He hobbled over to the window → Il se déplaça en boitillant jusqu'à la fenêtre.
to hobble around → clopiner
Now he must hobble around on crutches for six weeks → Maintenant, il va devoir clopiner sur des béquilles pendant six semaines.

hobble

vihumpeln, hinken; to hobble in/outherein-/hinaushumpeln
vt
horseFußfesseln anlegen (+dat), → die Vorderbeine fesseln (+dat)
(fig) person, companyeinschränken, behindern; economylahmlegen
n (for horses) → Fußfessel f

hobble

[ˈhɒbl] vizoppicare
to hobble in/out → entrare/uscire zoppicando

hobble
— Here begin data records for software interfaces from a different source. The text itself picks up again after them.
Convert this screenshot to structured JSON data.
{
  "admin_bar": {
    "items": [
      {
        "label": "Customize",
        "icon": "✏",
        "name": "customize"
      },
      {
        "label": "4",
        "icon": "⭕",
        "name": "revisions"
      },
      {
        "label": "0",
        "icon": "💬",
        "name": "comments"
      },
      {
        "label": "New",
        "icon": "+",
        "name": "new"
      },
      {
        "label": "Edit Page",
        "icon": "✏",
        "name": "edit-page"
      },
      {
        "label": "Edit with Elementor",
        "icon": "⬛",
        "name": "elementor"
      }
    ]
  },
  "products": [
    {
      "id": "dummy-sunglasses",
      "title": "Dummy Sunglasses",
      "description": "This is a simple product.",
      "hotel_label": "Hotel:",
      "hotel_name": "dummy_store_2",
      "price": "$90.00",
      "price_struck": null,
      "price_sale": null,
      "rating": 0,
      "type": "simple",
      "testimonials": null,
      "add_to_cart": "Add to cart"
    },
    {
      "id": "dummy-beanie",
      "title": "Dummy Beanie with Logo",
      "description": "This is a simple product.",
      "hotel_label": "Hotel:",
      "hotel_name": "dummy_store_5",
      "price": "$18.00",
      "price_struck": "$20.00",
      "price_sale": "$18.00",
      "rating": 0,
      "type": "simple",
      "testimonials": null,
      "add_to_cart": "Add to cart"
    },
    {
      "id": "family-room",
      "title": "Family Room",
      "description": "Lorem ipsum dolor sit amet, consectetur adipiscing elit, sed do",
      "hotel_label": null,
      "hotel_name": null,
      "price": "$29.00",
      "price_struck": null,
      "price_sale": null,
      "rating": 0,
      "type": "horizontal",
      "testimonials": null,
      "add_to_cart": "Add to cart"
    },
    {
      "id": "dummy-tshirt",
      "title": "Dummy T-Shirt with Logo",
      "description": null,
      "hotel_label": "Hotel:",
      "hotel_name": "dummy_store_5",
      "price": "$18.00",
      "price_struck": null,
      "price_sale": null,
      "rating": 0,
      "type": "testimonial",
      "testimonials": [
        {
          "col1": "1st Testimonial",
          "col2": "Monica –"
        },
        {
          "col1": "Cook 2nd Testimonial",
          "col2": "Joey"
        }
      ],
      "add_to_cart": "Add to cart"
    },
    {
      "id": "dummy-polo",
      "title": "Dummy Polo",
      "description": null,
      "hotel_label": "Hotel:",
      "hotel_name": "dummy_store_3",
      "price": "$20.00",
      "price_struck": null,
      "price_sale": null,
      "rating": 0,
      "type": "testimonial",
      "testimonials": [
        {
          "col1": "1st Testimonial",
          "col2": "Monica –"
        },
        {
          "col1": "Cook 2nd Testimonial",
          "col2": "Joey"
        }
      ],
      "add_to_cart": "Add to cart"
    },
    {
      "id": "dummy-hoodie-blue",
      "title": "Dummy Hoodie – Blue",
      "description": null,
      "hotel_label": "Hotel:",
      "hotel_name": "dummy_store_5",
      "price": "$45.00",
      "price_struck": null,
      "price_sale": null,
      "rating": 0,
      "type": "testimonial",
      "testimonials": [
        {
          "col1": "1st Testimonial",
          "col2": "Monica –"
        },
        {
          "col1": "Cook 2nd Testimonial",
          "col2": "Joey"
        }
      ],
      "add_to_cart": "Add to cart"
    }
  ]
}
(ˈhobl) verb
to walk with difficulty, usually taking short steps (eg because one is lame or because one's feet are sore). The old lady hobbled along with a stick.
References in classic literature ?
I'm in a devil of a hobble, and you must help me out.
I am privileged, because I am known to be honorable and trustworthy, and because I have a distinguished record in the service; so they don't hobble me nor tie me to stakes or shut me tight in stables, but let me wander around to suit myself.
We apprehend his imperial highness, the heir to the crown, to have some tendency towards the high heels; at least we can plainly discover that one of his heels is higher than the other, which gives him a hobble in his gait.
Sancho had not thought it worth while to hobble Rocinante, feeling sure, from what he knew of his staidness and freedom from incontinence, that all the mares in the Cordova pastures would not lead him into an impropriety.
So Little John was made fast to the gallows-tree, while the Sheriff and all his men who could march or hobble went out to get Robin Hood and bring him in for the double hanging.
Ah, cursed Gascon that I am, I get from one hobble into another.
He went hastily down, and was followed by a dignified person, dressed in a purple velvet suit with very rich embroidery; his demeanor would have possessed much stateliness, only that a grievous fit of the gout compelled him to hobble from stair to stair, with contortions of face and body.
After a few days, to be sure," said he, mournfully, "I might make shift to hobble along with a stick.
All then dismount, drive their pickets into the ground in the centre, fasten the horses to them, and hobble their forelegs, so that, in case of alarm, they cannot break away.
I'm a devil of a fellow for getting myself into a hobble, but I always take care the load shall fall on my own shoulders.
As I watched the old man slowly rise to his feet, and hobble a few paces down the platform, the lines came to my lips:-